* [Work task]: Identify and copy all lines of the material where the string "false" is found.

* [Given records]:
>>>>
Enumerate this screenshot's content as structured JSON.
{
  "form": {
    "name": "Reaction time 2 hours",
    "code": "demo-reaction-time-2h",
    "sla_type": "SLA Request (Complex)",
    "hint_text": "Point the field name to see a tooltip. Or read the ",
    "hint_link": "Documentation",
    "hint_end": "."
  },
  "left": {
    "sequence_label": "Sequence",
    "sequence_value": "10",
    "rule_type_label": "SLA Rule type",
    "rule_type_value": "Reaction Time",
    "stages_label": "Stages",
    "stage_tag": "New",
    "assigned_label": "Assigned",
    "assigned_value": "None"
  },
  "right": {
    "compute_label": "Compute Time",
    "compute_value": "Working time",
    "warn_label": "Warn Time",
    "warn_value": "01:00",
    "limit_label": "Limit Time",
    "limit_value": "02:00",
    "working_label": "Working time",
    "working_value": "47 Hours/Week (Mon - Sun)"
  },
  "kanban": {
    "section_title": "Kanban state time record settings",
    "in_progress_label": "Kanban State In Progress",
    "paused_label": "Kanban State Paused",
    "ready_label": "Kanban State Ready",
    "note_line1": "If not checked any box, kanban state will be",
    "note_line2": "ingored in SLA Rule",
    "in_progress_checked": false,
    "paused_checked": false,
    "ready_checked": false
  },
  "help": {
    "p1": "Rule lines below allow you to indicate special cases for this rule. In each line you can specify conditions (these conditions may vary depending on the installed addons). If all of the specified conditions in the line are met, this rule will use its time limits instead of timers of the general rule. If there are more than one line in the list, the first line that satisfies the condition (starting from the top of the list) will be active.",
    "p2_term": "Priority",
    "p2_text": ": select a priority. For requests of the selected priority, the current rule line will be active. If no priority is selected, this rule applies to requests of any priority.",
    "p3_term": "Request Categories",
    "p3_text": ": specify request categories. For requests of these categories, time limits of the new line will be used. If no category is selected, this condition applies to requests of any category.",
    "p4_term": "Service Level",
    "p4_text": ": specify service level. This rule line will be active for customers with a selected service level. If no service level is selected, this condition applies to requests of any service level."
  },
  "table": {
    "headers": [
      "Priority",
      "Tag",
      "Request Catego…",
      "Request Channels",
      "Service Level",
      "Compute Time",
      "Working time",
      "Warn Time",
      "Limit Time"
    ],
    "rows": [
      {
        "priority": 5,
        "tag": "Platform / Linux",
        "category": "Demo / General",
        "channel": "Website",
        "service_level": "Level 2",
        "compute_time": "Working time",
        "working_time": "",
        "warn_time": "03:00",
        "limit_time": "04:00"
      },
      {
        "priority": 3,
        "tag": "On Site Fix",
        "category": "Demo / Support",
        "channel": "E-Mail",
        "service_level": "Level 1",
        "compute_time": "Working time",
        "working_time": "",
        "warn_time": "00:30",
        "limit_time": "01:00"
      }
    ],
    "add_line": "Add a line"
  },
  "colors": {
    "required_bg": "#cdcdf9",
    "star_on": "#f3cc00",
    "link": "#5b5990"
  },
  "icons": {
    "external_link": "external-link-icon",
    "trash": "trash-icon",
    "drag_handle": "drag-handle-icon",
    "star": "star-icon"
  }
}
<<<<
* [Response box]:
    "in_progress_checked": false,
    "paused_checked": false,
    "ready_checked": false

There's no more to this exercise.